Dataset rows describing interfaces:

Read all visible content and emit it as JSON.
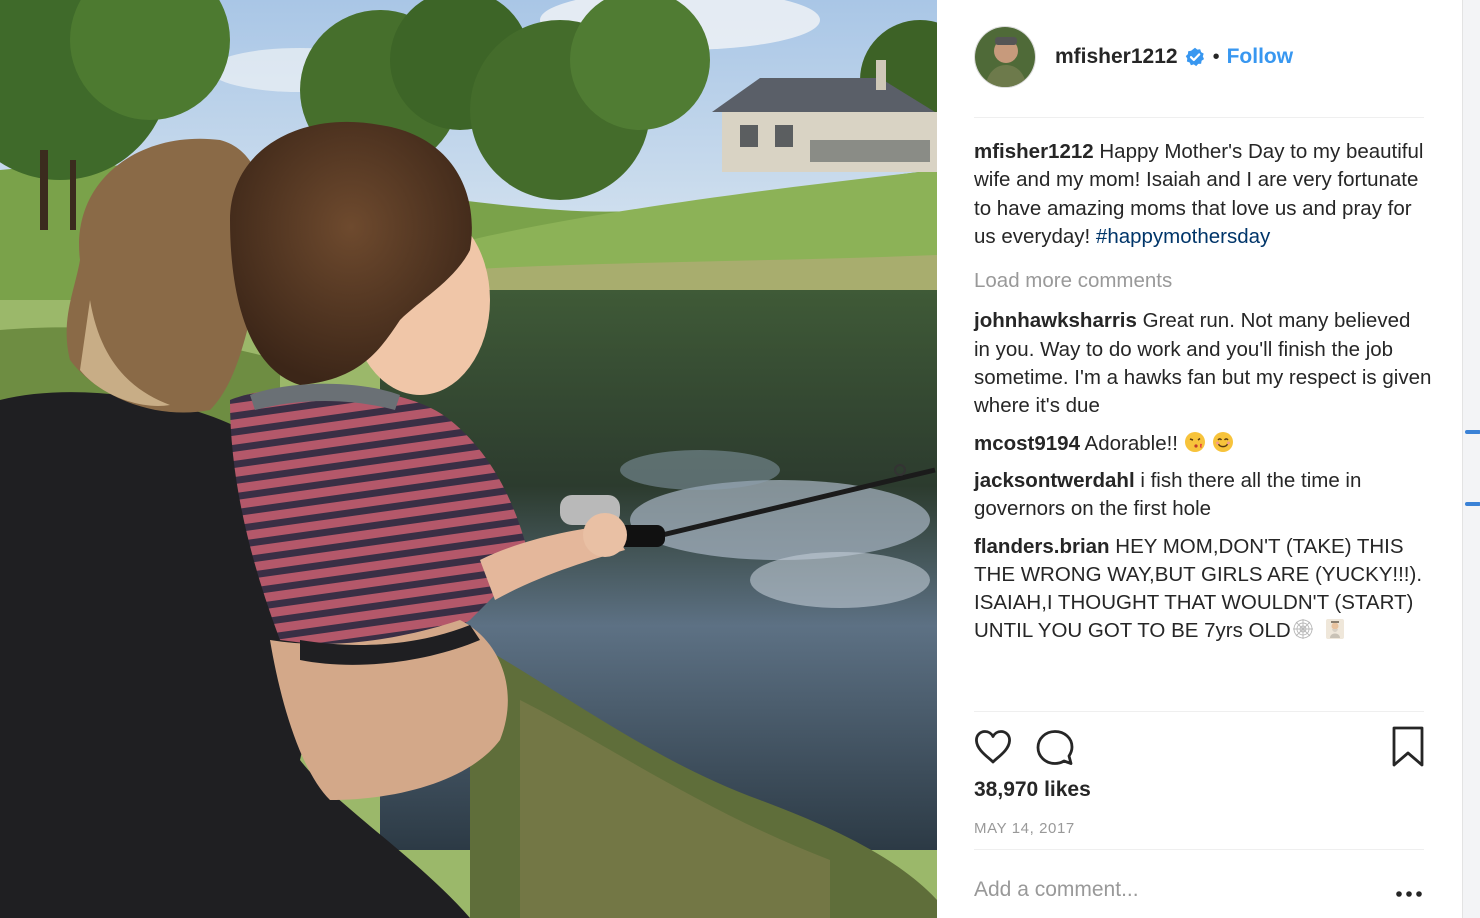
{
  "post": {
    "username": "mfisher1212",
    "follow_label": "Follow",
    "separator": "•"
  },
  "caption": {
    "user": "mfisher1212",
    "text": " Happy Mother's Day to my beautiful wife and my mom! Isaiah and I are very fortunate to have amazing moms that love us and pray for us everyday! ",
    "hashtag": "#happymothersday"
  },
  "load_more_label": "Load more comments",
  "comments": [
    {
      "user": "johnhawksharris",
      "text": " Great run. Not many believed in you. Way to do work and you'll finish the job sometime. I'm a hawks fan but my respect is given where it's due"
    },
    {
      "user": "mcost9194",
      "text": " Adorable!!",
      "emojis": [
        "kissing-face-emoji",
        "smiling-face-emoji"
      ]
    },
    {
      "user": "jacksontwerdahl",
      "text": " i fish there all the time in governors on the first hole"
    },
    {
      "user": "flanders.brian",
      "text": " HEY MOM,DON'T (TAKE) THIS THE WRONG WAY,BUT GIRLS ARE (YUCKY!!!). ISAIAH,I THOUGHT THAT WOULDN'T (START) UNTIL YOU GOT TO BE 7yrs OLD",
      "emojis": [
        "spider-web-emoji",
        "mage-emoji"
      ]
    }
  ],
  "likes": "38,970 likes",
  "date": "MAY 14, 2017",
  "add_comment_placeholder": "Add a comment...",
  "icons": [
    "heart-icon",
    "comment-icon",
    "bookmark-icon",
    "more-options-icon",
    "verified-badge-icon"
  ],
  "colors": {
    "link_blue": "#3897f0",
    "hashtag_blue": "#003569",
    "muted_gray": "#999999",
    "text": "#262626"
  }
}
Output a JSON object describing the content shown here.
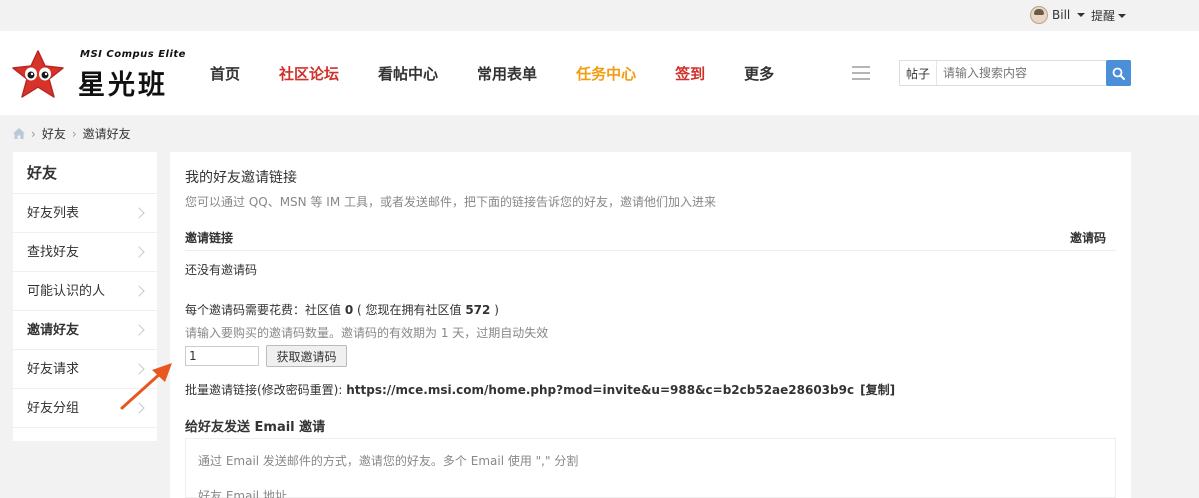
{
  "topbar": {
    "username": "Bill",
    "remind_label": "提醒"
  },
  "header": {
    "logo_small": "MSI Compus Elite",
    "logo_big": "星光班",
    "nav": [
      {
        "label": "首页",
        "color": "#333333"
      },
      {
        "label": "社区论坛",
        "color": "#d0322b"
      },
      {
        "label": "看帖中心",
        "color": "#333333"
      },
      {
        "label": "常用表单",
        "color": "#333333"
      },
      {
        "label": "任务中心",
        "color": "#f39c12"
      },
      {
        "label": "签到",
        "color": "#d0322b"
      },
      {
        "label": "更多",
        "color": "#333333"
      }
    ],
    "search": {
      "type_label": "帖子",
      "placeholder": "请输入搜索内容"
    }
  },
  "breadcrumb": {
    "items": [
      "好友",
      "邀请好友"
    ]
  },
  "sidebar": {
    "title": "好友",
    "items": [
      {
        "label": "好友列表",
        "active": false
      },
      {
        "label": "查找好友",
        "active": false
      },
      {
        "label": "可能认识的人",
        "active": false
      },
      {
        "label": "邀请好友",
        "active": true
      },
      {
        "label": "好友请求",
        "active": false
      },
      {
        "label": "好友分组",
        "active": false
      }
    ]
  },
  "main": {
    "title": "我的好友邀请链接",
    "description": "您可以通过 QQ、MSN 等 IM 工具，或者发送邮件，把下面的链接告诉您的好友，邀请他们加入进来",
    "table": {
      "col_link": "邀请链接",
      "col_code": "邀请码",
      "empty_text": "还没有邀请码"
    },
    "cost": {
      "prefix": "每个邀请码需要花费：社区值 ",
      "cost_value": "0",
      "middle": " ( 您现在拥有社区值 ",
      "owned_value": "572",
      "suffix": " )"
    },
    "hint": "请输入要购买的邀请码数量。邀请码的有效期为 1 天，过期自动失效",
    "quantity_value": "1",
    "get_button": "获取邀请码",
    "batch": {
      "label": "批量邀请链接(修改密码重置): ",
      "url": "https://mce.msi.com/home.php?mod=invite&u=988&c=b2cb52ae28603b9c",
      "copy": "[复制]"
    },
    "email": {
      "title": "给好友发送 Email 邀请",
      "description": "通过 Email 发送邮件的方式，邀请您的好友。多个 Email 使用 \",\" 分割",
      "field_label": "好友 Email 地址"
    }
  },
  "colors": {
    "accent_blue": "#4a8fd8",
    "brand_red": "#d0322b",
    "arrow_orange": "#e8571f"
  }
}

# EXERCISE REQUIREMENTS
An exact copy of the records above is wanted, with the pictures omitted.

# RESPONSE TO THE TASK
Read all visible content and emit it as JSON.
{
  "post": {
    "username": "mfisher1212",
    "follow_label": "Follow",
    "separator": "•"
  },
  "caption": {
    "user": "mfisher1212",
    "text": " Happy Mother's Day to my beautiful wife and my mom! Isaiah and I are very fortunate to have amazing moms that love us and pray for us everyday! ",
    "hashtag": "#happymothersday"
  },
  "load_more_label": "Load more comments",
  "comments": [
    {
      "user": "johnhawksharris",
      "text": " Great run. Not many believed in you. Way to do work and you'll finish the job sometime. I'm a hawks fan but my respect is given where it's due"
    },
    {
      "user": "mcost9194",
      "text": " Adorable!!",
      "emojis": [
        "kissing-face-emoji",
        "smiling-face-emoji"
      ]
    },
    {
      "user": "jacksontwerdahl",
      "text": " i fish there all the time in governors on the first hole"
    },
    {
      "user": "flanders.brian",
      "text": " HEY MOM,DON'T (TAKE) THIS THE WRONG WAY,BUT GIRLS ARE (YUCKY!!!). ISAIAH,I THOUGHT THAT WOULDN'T (START) UNTIL YOU GOT TO BE 7yrs OLD",
      "emojis": [
        "spider-web-emoji",
        "mage-emoji"
      ]
    }
  ],
  "likes": "38,970 likes",
  "date": "MAY 14, 2017",
  "add_comment_placeholder": "Add a comment...",
  "icons": [
    "heart-icon",
    "comment-icon",
    "bookmark-icon",
    "more-options-icon",
    "verified-badge-icon"
  ],
  "colors": {
    "link_blue": "#3897f0",
    "hashtag_blue": "#003569",
    "muted_gray": "#999999",
    "text": "#262626"
  }
}
Output a JSON object describing the content shown here.
{
  "topbar": {
    "username": "Bill",
    "remind_label": "提醒"
  },
  "header": {
    "logo_small": "MSI Compus Elite",
    "logo_big": "星光班",
    "nav": [
      {
        "label": "首页",
        "color": "#333333"
      },
      {
        "label": "社区论坛",
        "color": "#d0322b"
      },
      {
        "label": "看帖中心",
        "color": "#333333"
      },
      {
        "label": "常用表单",
        "color": "#333333"
      },
      {
        "label": "任务中心",
        "color": "#f39c12"
      },
      {
        "label": "签到",
        "color": "#d0322b"
      },
      {
        "label": "更多",
        "color": "#333333"
      }
    ],
    "search": {
      "type_label": "帖子",
      "placeholder": "请输入搜索内容"
    }
  },
  "breadcrumb": {
    "items": [
      "好友",
      "邀请好友"
    ]
  },
  "sidebar": {
    "title": "好友",
    "items": [
      {
        "label": "好友列表",
        "active": false
      },
      {
        "label": "查找好友",
        "active": false
      },
      {
        "label": "可能认识的人",
        "active": false
      },
      {
        "label": "邀请好友",
        "active": true
      },
      {
        "label": "好友请求",
        "active": false
      },
      {
        "label": "好友分组",
        "active": false
      }
    ]
  },
  "main": {
    "title": "我的好友邀请链接",
    "description": "您可以通过 QQ、MSN 等 IM 工具，或者发送邮件，把下面的链接告诉您的好友，邀请他们加入进来",
    "table": {
      "col_link": "邀请链接",
      "col_code": "邀请码",
      "empty_text": "还没有邀请码"
    },
    "cost": {
      "prefix": "每个邀请码需要花费：社区值 ",
      "cost_value": "0",
      "middle": " ( 您现在拥有社区值 ",
      "owned_value": "572",
      "suffix": " )"
    },
    "hint": "请输入要购买的邀请码数量。邀请码的有效期为 1 天，过期自动失效",
    "quantity_value": "1",
    "get_button": "获取邀请码",
    "batch": {
      "label": "批量邀请链接(修改密码重置): ",
      "url": "https://mce.msi.com/home.php?mod=invite&u=988&c=b2cb52ae28603b9c",
      "copy": "[复制]"
    },
    "email": {
      "title": "给好友发送 Email 邀请",
      "description": "通过 Email 发送邮件的方式，邀请您的好友。多个 Email 使用 \",\" 分割",
      "field_label": "好友 Email 地址"
    }
  },
  "colors": {
    "accent_blue": "#4a8fd8",
    "brand_red": "#d0322b",
    "arrow_orange": "#e8571f"
  }
}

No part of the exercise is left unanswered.